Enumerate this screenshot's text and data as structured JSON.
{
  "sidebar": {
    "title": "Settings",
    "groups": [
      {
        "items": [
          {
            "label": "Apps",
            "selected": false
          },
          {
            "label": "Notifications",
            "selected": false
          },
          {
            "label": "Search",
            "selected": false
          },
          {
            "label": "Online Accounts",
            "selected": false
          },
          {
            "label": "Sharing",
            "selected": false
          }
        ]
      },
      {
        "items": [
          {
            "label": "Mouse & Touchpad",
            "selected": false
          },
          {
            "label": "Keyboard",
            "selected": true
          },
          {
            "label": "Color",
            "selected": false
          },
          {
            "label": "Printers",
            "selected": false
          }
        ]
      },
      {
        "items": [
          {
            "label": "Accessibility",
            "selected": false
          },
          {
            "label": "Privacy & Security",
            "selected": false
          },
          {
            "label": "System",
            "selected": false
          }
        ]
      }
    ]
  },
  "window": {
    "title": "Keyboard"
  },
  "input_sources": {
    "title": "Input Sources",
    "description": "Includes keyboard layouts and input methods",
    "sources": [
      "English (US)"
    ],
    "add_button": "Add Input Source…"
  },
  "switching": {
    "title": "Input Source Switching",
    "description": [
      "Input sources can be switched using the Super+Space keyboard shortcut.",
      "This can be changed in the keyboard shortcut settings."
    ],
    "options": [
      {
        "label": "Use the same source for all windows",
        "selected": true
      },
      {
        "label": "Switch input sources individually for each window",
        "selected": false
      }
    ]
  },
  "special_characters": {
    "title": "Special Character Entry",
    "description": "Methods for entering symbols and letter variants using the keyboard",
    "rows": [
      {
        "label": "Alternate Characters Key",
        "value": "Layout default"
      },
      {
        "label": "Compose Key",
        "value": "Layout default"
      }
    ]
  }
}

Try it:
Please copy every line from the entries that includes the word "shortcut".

Output for this exercise:
      "Input sources can be switched using the Super+Space keyboard shortcut.",
      "This can be changed in the keyboard shortcut settings."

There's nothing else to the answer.